‘Struggling to see the good for F1’: Benefit of 2023 Las Vegas Grand Prix called into question

Las Vegas will host its third championship grand prix in November next year.

Formula 1 announced on Thursday that it would be racing in Las Vegas in 2023, meaning that the United States will have three races on the calendar from next year.

F1 held two championship races in Vegas in the early 1980s around Caesars Palace, with Alan Jones and Michele Alboreto claiming the wins in 1981 and 1982, respectively.

There was a reason, though, that it was only on the calendar for two years: the track was not really any good.

Overtaking was at a premium, and the overall racing spectacle left a lot to be desired as F1 tried to integrate the energy of the entertainment capital of the world in with the pinnacle of motorsport, but it was an ultimately unfruitful effort.

This time though, a new street circuit consisting of 14 corners will be used, and it features a back straight along the strip that is over two kilometres long.

READ: Mercedes’ plan to gain on Ferrari and Red Bull suffers blow ahead of Australian GP

For context, that is more than the length of the 1.2 kilometre home straight in Mexico and around the same as the pit straight in Baku.

The addition of Vegas now means that there will be three races in the USA, and it could also mean that one of this year’s races has to go. It has been suggested that the French Grand Prix at the Circuit Paul Ricard will be sacrificed.

Journalist Ben Hunt wonders if Monaco, which does not actually have a contract this year but a one-year deal was agreed for 2022, will be next on the chopping block.

Article continues below

“Undoubtedly the Las Vegas deal is good news for F1. But it will come at the cost of the French GP. With historical races now under threat, how long before Monaco, who pays zero fees, feels the axe?” he tweeted.

One user disagreed with his assessment, affirming that third race in the US is for marketing reasons, and suggests that F1 is jeopardising its sporting status.

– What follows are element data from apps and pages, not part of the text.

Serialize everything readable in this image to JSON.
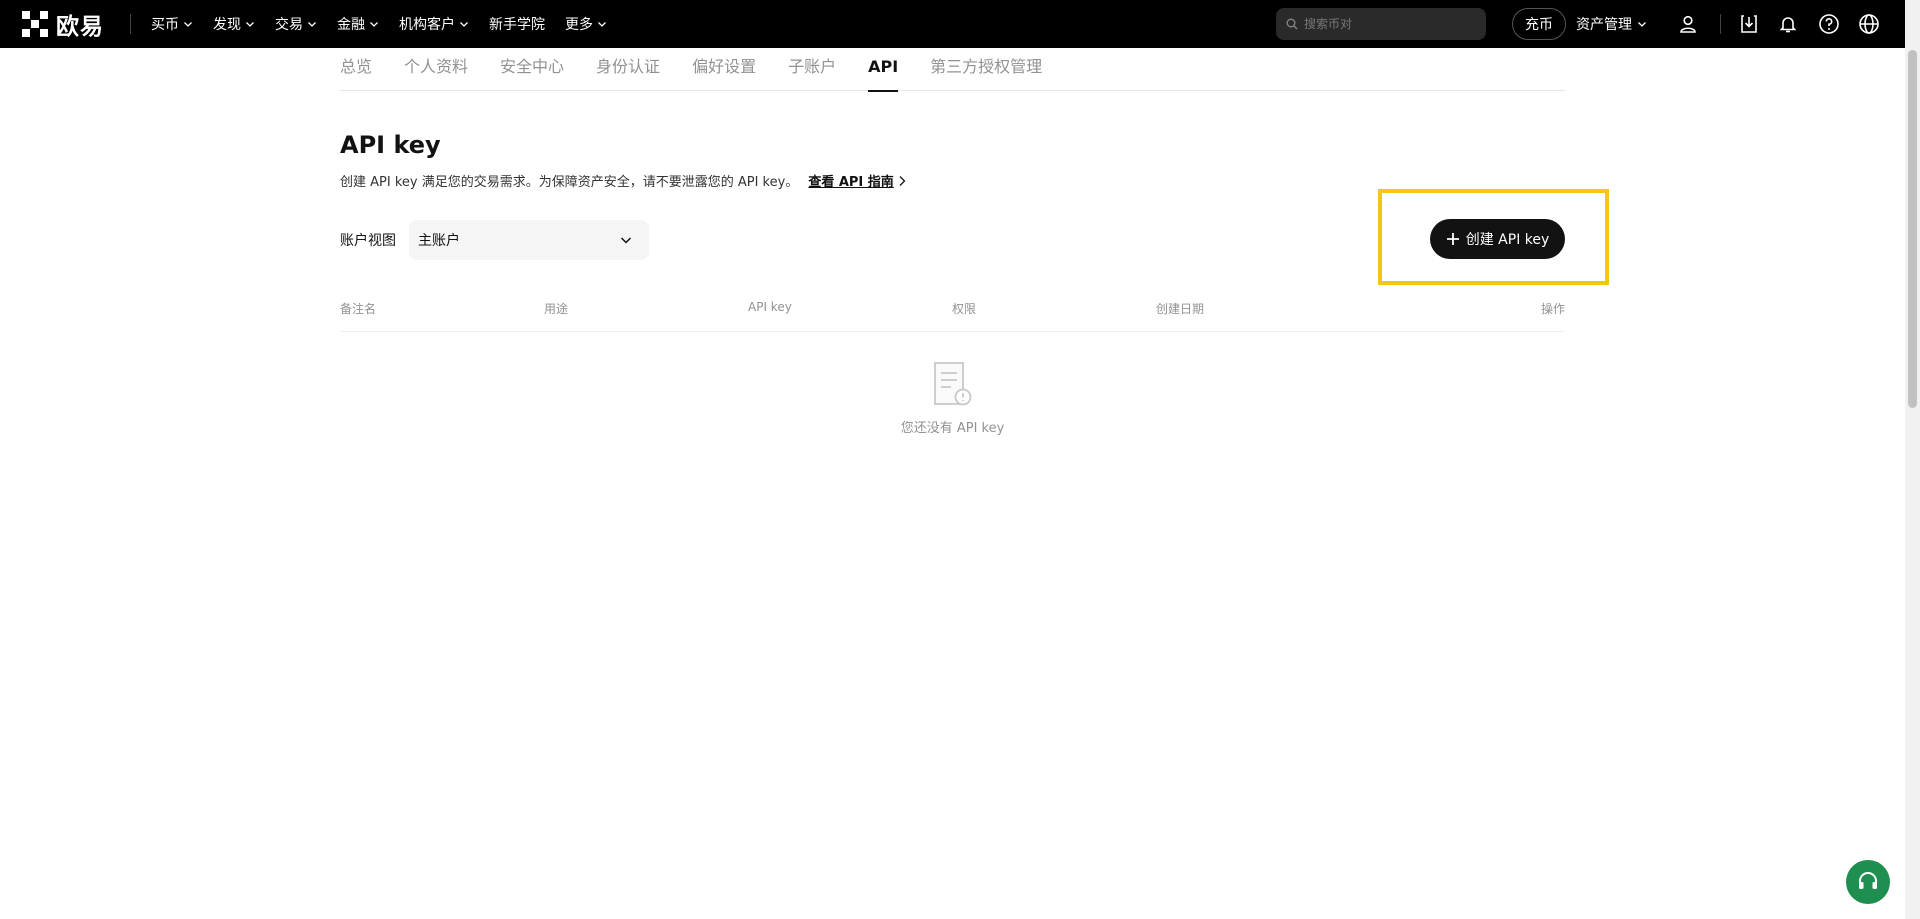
{
  "brand": {
    "name": "欧易",
    "accent": "#121212",
    "highlight": "#f5c518",
    "support_color": "#1f8f4f"
  },
  "topnav": {
    "items": [
      {
        "label": "买币",
        "has_dropdown": true
      },
      {
        "label": "发现",
        "has_dropdown": true
      },
      {
        "label": "交易",
        "has_dropdown": true
      },
      {
        "label": "金融",
        "has_dropdown": true
      },
      {
        "label": "机构客户",
        "has_dropdown": true
      },
      {
        "label": "新手学院",
        "has_dropdown": false
      },
      {
        "label": "更多",
        "has_dropdown": true
      }
    ],
    "search_placeholder": "搜索币对",
    "deposit_label": "充币",
    "asset_mgmt_label": "资产管理",
    "icons": [
      "user-icon",
      "download-icon",
      "bell-icon",
      "help-icon",
      "globe-icon"
    ]
  },
  "tabs": [
    {
      "label": "总览",
      "active": false
    },
    {
      "label": "个人资料",
      "active": false
    },
    {
      "label": "安全中心",
      "active": false
    },
    {
      "label": "身份认证",
      "active": false
    },
    {
      "label": "偏好设置",
      "active": false
    },
    {
      "label": "子账户",
      "active": false
    },
    {
      "label": "API",
      "active": true
    },
    {
      "label": "第三方授权管理",
      "active": false
    }
  ],
  "main": {
    "title": "API key",
    "description": "创建 API key 满足您的交易需求。为保障资产安全，请不要泄露您的 API key。",
    "guide_link": "查看 API 指南",
    "account_view_label": "账户视图",
    "account_selected": "主账户",
    "create_button": "创建 API key"
  },
  "table": {
    "columns": [
      "备注名",
      "用途",
      "API key",
      "权限",
      "创建日期",
      "操作"
    ],
    "rows": [],
    "empty_text": "您还没有 API key"
  }
}
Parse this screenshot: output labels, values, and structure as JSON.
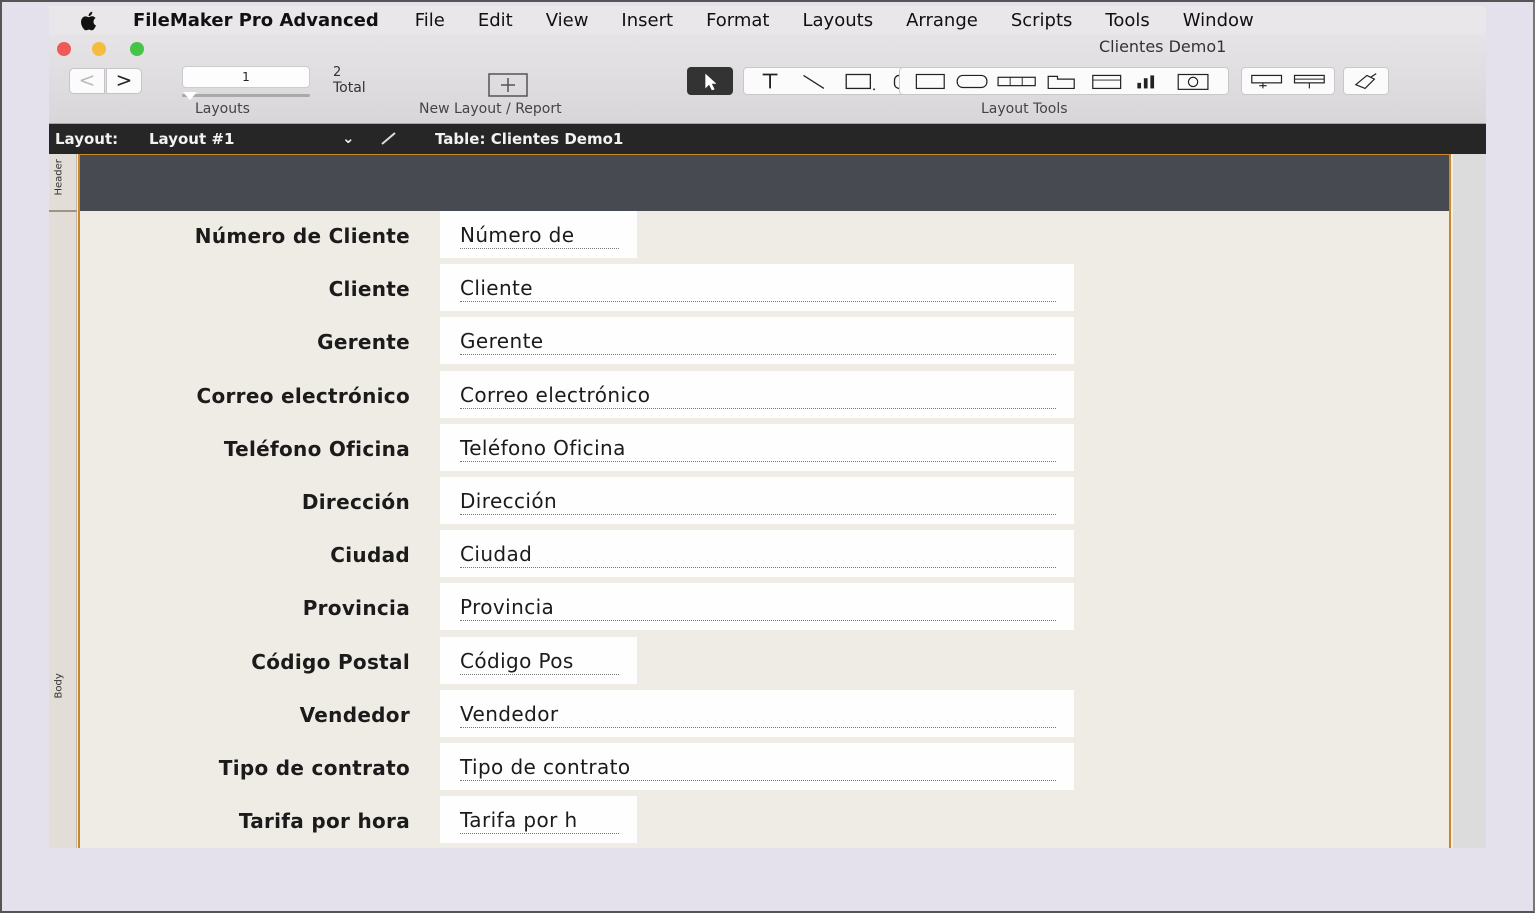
{
  "menubar": {
    "app_name": "FileMaker Pro Advanced",
    "items": [
      "File",
      "Edit",
      "View",
      "Insert",
      "Format",
      "Layouts",
      "Arrange",
      "Scripts",
      "Tools",
      "Window"
    ]
  },
  "window": {
    "title": "Clientes Demo1"
  },
  "toolbar": {
    "nav_back": "<",
    "nav_forward": ">",
    "current_record": "1",
    "total_count": "2",
    "total_label": "Total",
    "layouts_label": "Layouts",
    "new_layout_label": "New Layout / Report",
    "layout_tools_label": "Layout Tools",
    "tools": [
      "pointer-icon",
      "text-icon",
      "line-icon",
      "rectangle-icon",
      "field-icon",
      "button-icon",
      "button-bar-icon",
      "tab-control-icon",
      "slide-control-icon",
      "chart-icon",
      "web-viewer-icon",
      "popover-button-icon",
      "portal-icon",
      "format-painter-icon"
    ]
  },
  "layout_bar": {
    "layout_label": "Layout:",
    "layout_name": "Layout #1",
    "table_label": "Table: Clientes Demo1"
  },
  "parts": {
    "header": "Header",
    "body": "Body"
  },
  "fields": [
    {
      "label": "Número de Cliente",
      "value": "Número de",
      "size": "short"
    },
    {
      "label": "Cliente",
      "value": "Cliente",
      "size": "long"
    },
    {
      "label": "Gerente",
      "value": "Gerente",
      "size": "long"
    },
    {
      "label": "Correo electrónico",
      "value": "Correo electrónico",
      "size": "long"
    },
    {
      "label": "Teléfono Oficina",
      "value": "Teléfono Oficina",
      "size": "long"
    },
    {
      "label": "Dirección",
      "value": "Dirección",
      "size": "long"
    },
    {
      "label": "Ciudad",
      "value": "Ciudad",
      "size": "long"
    },
    {
      "label": "Provincia",
      "value": "Provincia",
      "size": "long"
    },
    {
      "label": "Código Postal",
      "value": "Código Pos",
      "size": "short"
    },
    {
      "label": "Vendedor",
      "value": "Vendedor",
      "size": "long"
    },
    {
      "label": "Tipo de contrato",
      "value": "Tipo de contrato",
      "size": "long"
    },
    {
      "label": "Tarifa por hora",
      "value": "Tarifa por h",
      "size": "short"
    }
  ],
  "colors": {
    "header_part": "#474a50",
    "part_border": "#c8872c",
    "layout_bar": "#262626"
  }
}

“Struggling to see the ‘good for F1’ personally Ben,” they replied.

“Good for the Americans’ dream of WWF1 [referring to World Wrestling Entertainment] and $$$, of no value to us ‘legacy fans’. The sport as-was since 1950 us being deconstructed and reconstructed as an American ‘product’, not a sport.”

79 races have been held in Germany under the guises of the German Grand Prix and the European Grand Prix, with Nordschleife, its shorter variation the Nurburgring and Hockenheim all being utilised.

One fan is dismayed that, while F1 has three races in America, there are still none in Germany after it hosted its last race in 2020.

“France deserves to have a race as does Germany as they have contributed so much to motorsport and F1 history. Why does the USA deserve 2 extra at their expense??” the exasperated fan tweeted.

READ: Verstappen and Norris joke about ‘Air Max’ after Saudi Arabian GP

The Belgian Grand Prix is also under threat as its contract runs out at the end of this year, but the termination of the Russian Grand Prix owing to its invasion of Ukraine means that there is a decent chance it will be retained.

“I don’t mind getting rid of the French GP. Nobody really liked that track. But it would be shameful to lose Spa,” tweeted another user.

The race in Vegas will take place in November next year, and will hold the unique distinction of running at 10pm on a Saturday night.